Requirement: The response must contain every line below in which "Places" appears.

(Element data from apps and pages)
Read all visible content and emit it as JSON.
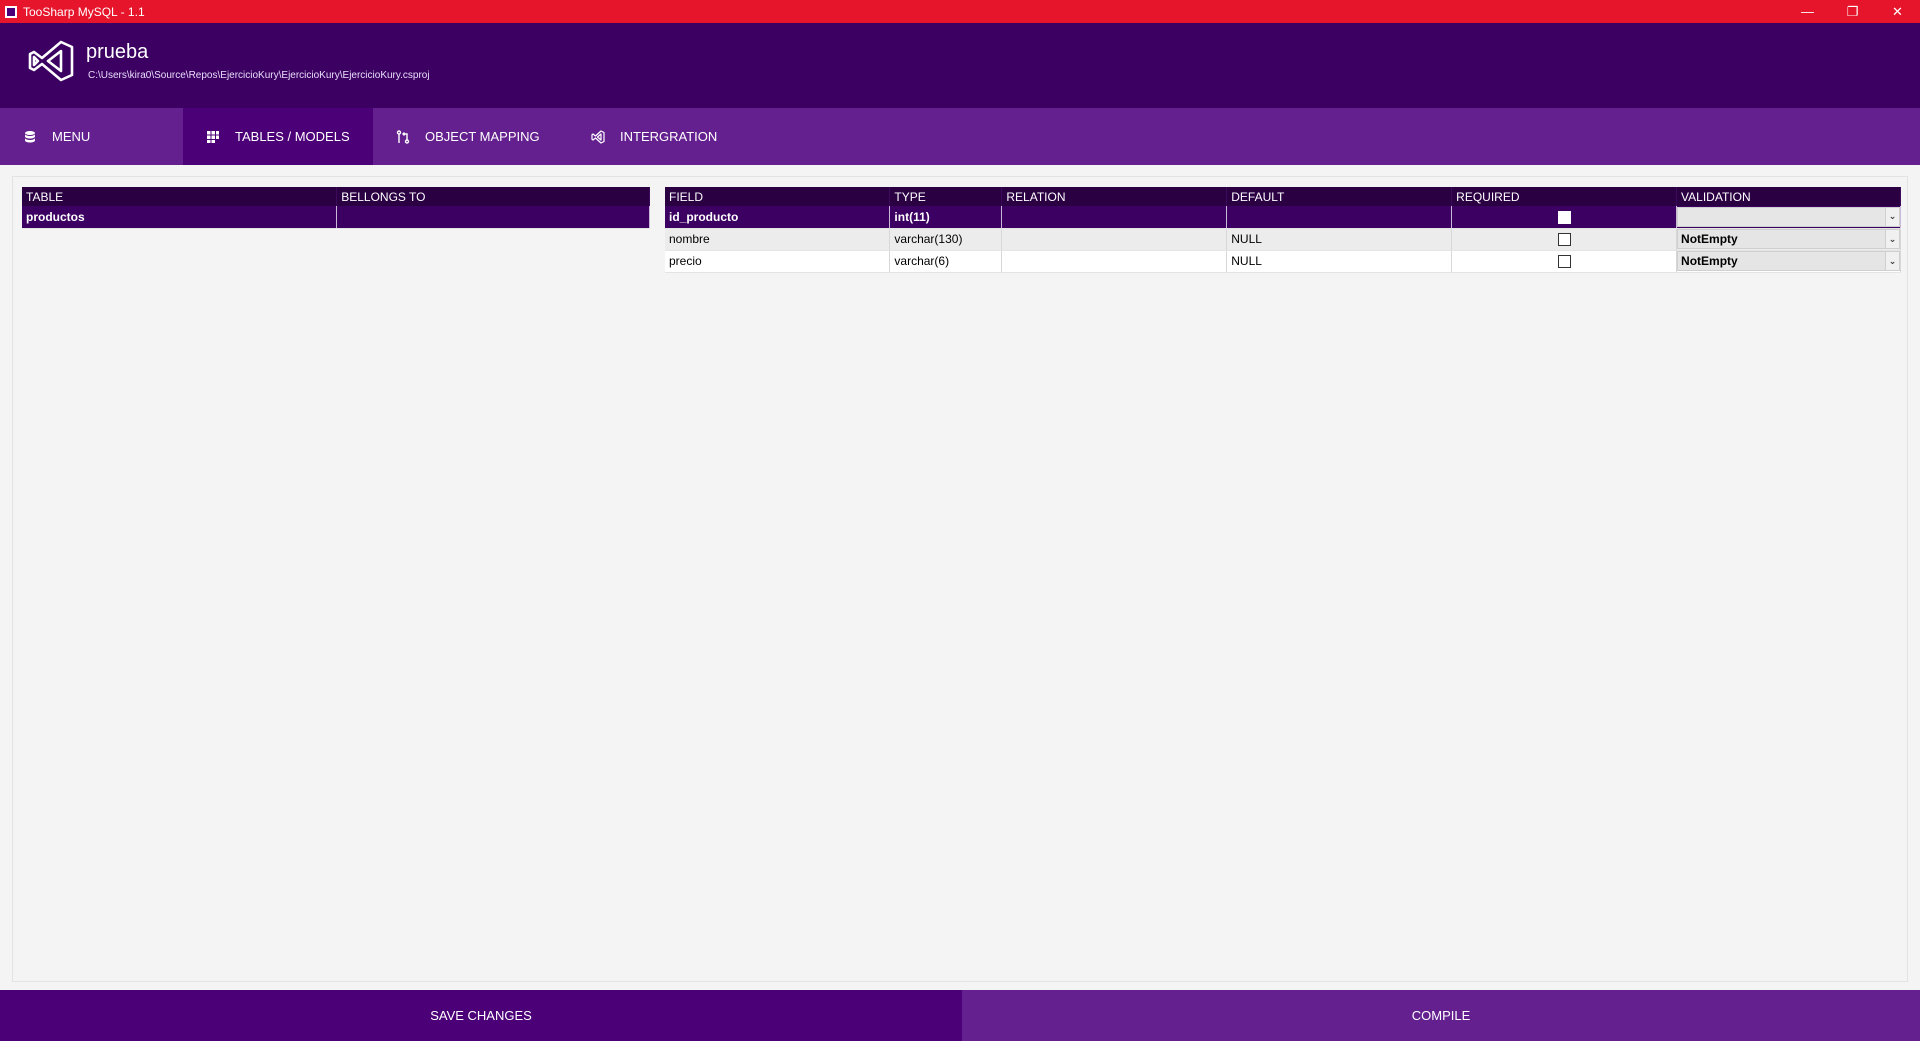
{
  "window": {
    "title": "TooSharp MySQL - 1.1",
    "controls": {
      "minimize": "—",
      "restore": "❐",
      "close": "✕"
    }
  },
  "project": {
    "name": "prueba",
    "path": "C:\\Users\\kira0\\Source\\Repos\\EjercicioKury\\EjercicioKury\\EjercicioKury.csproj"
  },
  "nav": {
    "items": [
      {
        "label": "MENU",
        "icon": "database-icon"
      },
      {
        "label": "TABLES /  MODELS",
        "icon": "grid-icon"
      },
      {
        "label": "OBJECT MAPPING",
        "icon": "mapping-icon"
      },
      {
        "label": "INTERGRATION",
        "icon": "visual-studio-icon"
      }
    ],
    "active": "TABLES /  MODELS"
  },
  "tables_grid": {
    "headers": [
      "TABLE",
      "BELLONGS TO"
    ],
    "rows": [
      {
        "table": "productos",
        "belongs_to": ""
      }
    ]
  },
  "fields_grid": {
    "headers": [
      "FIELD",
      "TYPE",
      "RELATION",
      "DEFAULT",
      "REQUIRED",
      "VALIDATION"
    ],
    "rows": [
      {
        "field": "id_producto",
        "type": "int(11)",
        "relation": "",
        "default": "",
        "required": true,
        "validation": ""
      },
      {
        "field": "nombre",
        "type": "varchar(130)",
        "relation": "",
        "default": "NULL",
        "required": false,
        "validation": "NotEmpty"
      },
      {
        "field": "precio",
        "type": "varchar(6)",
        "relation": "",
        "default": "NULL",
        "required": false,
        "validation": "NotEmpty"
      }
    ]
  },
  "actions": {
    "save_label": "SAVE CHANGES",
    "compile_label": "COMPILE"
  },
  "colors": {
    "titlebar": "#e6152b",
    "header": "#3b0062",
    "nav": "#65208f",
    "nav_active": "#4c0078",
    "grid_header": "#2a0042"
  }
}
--
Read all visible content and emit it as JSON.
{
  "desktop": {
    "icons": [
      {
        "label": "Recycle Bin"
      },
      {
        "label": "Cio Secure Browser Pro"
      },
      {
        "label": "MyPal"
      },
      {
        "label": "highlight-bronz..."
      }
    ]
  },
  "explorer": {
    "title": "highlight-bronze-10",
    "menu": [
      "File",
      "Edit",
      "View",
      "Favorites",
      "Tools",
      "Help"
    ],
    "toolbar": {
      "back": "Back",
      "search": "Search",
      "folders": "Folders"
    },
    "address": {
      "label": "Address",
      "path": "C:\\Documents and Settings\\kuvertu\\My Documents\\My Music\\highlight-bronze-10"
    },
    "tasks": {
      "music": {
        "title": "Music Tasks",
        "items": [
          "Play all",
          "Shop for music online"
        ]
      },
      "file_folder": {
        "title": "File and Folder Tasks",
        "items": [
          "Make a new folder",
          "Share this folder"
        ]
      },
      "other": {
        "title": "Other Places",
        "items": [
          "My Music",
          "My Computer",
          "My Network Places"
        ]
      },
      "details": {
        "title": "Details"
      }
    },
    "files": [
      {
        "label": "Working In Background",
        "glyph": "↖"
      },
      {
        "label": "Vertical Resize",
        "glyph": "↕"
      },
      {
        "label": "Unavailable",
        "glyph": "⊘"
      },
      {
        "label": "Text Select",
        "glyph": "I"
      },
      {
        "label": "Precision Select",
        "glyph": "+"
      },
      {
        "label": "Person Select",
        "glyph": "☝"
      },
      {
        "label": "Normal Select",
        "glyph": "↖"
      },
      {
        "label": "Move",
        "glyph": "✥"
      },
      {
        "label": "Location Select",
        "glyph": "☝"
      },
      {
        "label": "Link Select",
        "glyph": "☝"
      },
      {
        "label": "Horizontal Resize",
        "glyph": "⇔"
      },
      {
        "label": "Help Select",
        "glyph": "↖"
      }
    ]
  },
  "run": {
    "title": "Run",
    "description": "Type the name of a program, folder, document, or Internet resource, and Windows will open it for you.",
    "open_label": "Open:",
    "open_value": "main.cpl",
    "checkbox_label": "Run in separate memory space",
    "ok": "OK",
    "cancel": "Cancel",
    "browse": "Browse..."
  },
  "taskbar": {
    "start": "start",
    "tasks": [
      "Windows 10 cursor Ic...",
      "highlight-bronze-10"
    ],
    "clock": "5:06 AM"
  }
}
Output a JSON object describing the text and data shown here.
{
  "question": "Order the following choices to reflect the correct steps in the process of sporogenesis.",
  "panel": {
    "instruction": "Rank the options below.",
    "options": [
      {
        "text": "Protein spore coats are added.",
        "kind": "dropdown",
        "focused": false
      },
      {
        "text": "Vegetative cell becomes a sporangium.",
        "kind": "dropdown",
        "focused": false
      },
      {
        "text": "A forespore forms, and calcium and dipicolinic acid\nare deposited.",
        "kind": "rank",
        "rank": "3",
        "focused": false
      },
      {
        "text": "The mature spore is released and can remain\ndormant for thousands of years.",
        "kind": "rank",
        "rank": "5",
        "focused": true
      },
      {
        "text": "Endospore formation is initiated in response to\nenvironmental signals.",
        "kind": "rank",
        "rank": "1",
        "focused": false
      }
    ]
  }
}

Task result:
        "title": "Other Places",
          "My Network Places"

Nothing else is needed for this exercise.